The food of Egypt tends to be heavily vegetable-based, so it’s no surprise that Pots would be vegetarian, or vegan if you wish.
Koshari ($10.49), one of the culture’s signature dishes (and one of the Egyptian street foods in which Pots specializes), is an example of parts adding up to exceed their sum. Al dente elbow pasta was layered — though not in an overly structured way — with lentils, rice and chick peas, those varying textures and somewhat neutral flavors brought to life by a deeply seasoned tomato sauce and caramelized onions sprinkled across the top.
Doqqa — a mix of ground spices and nuts including coriander, fennel, sesame, cumin and almond — is a predominant seasoning in Egyptian cuisine. To get a true sense of it, try Pots’ Egyptian fries ($4.99), where just a wisp of the mix adds warm, savory notes to the fat, crisp potato fingers.
Ful madamas ($7.49) packs plenty of flavor, the stew-like mixture of slow-cooked fava beans endowed with a spicy kick from the prodigious use of chile flakes and loaded into a pita. Two versions are available; the one with flaxseed oil and lime also comes stuffed with arugula, whose bitterness offsets the fire, and parsley to cleanse the palate.
Falafel’s a standard across the region but a little different at Pots, where the taamia ($7.99) is made not with the more familiar chick peas but with fava beans. The balls were perfectly crispy on the outside and moist within, but what made this special was the balancing presence of Pots’ salata baladi (with cucumbers, cilantro and tomatoes) and onions, a drizzle of tahini, adding the earthiness of sesame.
Baba ganoush ($6.99) is another standard but this stood out because the eggplant had been charred. The restaurant recently was experimenting with substituting pita chips for the usual pita triangles, but because this flatbread is thicker the chips were rather hard; we’d stick with the triangles.
A tahini shake ($6.99), sweetened with dates and brightened with coconut and cinnamon, was an exotic indulgence.
This is a counter-service place that does takeout, but there’s a small and very pleasant dining room if you’re eating in. It’s simple enough, with vibrant green walls, Egyptian-themed accents and banquettes for a more relaxing option to the tables/chairs and counter seating.
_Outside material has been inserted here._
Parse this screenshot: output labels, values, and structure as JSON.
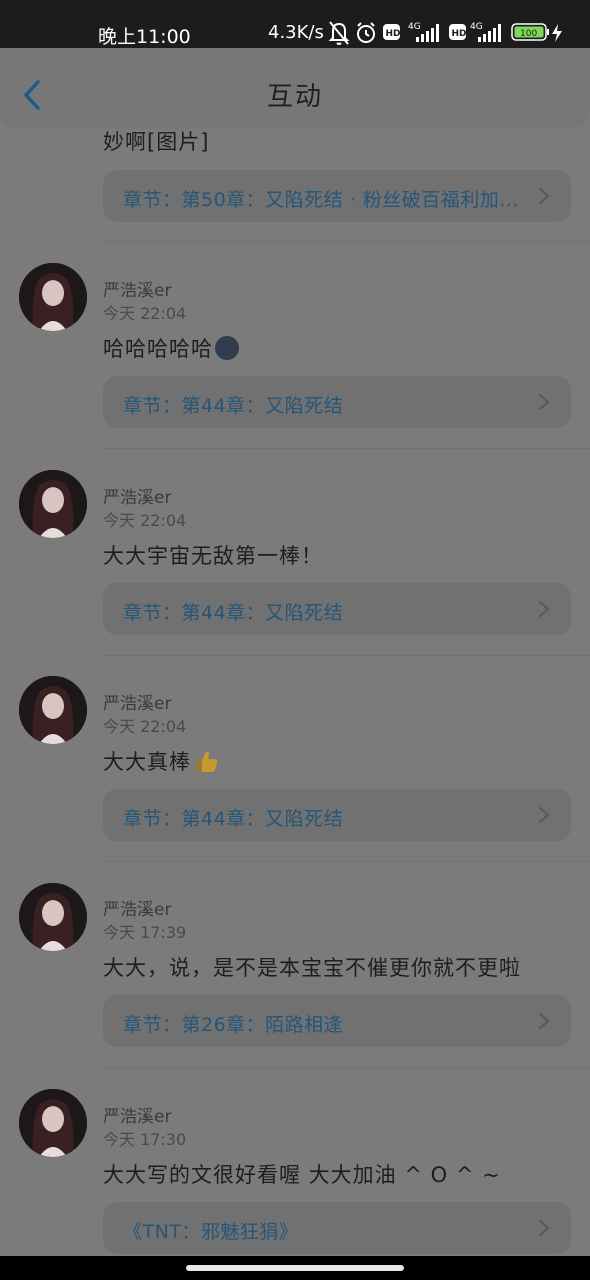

Edison-style lightbulbs dangle from lengths of thick knotted rope for soft lighting after dark. And — notable in this era of plastic consciousness — paper straws and recyclable serving ware and to-go containers are in use.
Pots is paving the way for Egyptian food in Southern Nevada but if you’re not familiar with the cuisine, don’t be intimidated. It has much common ground with other regional cuisines, and the signature spice makes it shine.